Of course not. It isn’t the particulars of the research that count. What really matters are ideas about the world which research confirms or denies. It is the ideas, the theories, the assumptions we have about things that matter, and not the details to which they apply.

We tend to forget this. Our orientation is toward the details. In our waking lives we constantly attend to particulars of one kind or another. And the workings of science, which we implicitly trust to tell us truths, are concerned with all those little details. We forget that meaning works from the top down, not from the bottom up. Because we work from the general to the particular, the thrust of our attention is always towards the details. To burden a metaphor, we always look down from our lofty ideas to the endlessly complex ground of daily life. Our waking consciousness attends constantly outward through our senses to a vastly complicated world of interlocking parts. Is it no surprise that religion and philosophy point metaphorically upward and inward when they indicate the source of truth and meaning?

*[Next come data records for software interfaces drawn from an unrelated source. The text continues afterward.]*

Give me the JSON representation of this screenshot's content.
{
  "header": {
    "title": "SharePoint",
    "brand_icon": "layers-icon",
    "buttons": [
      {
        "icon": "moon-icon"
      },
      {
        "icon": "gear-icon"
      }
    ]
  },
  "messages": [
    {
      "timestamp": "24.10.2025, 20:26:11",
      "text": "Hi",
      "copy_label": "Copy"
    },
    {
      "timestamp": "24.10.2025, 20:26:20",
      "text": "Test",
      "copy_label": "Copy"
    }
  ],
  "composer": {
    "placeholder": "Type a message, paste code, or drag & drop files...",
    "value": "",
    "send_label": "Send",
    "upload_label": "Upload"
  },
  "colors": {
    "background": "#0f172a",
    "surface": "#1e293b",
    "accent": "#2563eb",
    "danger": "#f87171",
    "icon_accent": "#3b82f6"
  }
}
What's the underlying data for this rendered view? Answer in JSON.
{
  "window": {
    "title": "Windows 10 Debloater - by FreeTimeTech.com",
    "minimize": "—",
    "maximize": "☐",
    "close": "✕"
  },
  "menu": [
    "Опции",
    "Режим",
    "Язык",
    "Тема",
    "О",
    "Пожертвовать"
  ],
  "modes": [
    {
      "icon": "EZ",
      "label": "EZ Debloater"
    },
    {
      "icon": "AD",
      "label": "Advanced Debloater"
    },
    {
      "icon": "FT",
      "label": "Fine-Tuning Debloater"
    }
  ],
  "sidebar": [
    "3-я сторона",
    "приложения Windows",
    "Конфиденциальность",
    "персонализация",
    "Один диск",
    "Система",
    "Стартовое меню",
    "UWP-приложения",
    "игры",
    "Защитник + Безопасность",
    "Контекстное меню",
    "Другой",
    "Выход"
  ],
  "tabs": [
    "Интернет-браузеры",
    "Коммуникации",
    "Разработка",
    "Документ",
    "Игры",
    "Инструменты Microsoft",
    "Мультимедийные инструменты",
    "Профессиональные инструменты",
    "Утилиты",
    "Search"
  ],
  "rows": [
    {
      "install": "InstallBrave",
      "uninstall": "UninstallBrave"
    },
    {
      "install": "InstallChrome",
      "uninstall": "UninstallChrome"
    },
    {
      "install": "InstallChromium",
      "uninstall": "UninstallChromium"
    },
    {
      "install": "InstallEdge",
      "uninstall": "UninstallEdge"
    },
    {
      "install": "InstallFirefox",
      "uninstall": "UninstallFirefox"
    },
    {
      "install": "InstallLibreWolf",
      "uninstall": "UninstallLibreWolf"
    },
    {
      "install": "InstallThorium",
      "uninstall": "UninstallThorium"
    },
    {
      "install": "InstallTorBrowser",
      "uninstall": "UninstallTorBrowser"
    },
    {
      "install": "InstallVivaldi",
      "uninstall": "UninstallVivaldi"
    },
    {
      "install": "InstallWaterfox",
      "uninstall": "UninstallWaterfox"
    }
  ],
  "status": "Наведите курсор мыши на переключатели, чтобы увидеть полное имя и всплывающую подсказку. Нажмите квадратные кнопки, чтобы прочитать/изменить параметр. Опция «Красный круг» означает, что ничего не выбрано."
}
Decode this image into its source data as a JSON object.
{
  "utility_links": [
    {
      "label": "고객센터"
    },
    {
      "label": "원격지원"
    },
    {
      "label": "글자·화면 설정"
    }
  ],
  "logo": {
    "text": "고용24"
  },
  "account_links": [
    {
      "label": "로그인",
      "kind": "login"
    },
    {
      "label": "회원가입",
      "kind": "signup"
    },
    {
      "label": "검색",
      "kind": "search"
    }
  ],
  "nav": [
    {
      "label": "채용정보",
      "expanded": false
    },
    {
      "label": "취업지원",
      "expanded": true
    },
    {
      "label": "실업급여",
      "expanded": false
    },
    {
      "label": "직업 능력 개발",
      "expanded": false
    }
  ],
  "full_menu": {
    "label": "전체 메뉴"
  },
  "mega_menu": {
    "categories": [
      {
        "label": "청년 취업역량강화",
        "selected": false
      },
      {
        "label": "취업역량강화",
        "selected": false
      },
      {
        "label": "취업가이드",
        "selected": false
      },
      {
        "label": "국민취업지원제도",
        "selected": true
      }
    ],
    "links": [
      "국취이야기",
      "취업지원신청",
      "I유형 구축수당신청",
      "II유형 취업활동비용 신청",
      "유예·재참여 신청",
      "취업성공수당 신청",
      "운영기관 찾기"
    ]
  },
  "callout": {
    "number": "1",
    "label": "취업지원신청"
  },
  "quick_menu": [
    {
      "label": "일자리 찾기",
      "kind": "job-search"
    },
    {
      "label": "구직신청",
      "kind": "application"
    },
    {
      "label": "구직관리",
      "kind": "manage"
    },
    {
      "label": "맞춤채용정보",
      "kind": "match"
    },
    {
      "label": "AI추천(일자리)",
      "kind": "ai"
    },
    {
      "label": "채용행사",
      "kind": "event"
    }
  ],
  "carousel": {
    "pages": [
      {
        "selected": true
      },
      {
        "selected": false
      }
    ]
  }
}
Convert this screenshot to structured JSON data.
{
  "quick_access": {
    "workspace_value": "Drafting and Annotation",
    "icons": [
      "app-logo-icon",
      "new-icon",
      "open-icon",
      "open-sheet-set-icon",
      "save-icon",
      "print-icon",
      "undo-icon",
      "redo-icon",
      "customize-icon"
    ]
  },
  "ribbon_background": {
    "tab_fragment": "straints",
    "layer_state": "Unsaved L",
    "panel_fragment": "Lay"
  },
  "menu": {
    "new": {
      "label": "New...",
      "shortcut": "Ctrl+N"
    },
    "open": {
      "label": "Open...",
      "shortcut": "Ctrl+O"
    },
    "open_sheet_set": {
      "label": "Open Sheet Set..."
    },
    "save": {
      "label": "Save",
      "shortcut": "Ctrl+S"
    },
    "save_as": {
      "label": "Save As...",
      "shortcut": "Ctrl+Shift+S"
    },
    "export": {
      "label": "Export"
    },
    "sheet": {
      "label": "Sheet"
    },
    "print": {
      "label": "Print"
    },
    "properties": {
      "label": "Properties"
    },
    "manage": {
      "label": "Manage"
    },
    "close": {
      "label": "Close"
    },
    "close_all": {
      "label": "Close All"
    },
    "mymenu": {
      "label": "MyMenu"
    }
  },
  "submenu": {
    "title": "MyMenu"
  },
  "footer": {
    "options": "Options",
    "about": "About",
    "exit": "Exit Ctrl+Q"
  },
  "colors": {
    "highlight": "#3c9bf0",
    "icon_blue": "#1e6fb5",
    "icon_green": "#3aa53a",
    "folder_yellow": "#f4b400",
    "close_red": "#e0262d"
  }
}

Most of what we call reality falls into a range between the trivial and the transcendent. At one end are the details of waking life. At the other end is what really counts.

Nothing obscures this more than our language. Our heads seem crowded with thousands of words, each with a slightly different meaning. We are so skilled at turning thoughts into words that the source of it all is forgotten in the process. Only at such rare times as when we are “at a loss for words” do we come to face what should be obvious: Ideas come first, and words come later. What we say comes from what we know, and what we know is essentially wordless. Knowledge has no details, at least not until we apply it to daily life.

The skill of articulation dominates our waking consciousness. The process of converting what we mean into what we say is so rapid and constant that it becomes easy to mistake the words for the thoughts they represent. Words are proper inhabitants of a detailed world. They are a primary tool for communication. But even here we should notice that the words themselves mean nothing but for the meaning that rides on them.

It is interesting to see how we make that mistake. It is easier to focus on words than thoughts. And focusing is essential for getting along in a world made of details.


Focusing is essential for consciousness, even though focusing is only a small part of what our minds do. When we read, we focus on words, or groups of words, as our eyes scan repeatedly across a page. While our eyes focus as part of an elaborately skillful psycho-motor activity, our minds provide the context for that focus, out of which meaning is derived. That context is broad, varied and constantly shifting. While we read, our minds attend to the author’s developing story. We also attend to our environment, waiting for the phone to ring, perhaps, or smelling for soup warming in the kitchen. Surrounding our ever-moving focus is an unspecifiable awareness that supplies meaning for everything we see or do. This awareness moves outward, from self to details, constantly arranging those details into patterns, and providing those patterns with meaning. (For those interested in the “structure” of knowing, pick up a copy of The Tacit Dimension, by the late philosopher/scientist Michael Polanyi). We are the source of the meaning, and the closer we get to it, the less detailed it becomes. When our attention actually arrives at the source, through dreaming, meditation, religious experience, drugs or whatever, details are gone and only knowing remains.

This is where dreams roam, in the range between the world of details and the world of meaning. On the one side is the finite, with nothing but limits. On the other side is infinity, with nothing . . . or everything.

From the realm of meaning we peer out through the complicated instrument of our bodies at a world with nothing but limits and details. It is a world of finite dimensions and endless change. It is a world of time, where everything ends.

It’s nice to know we don’t have to live there.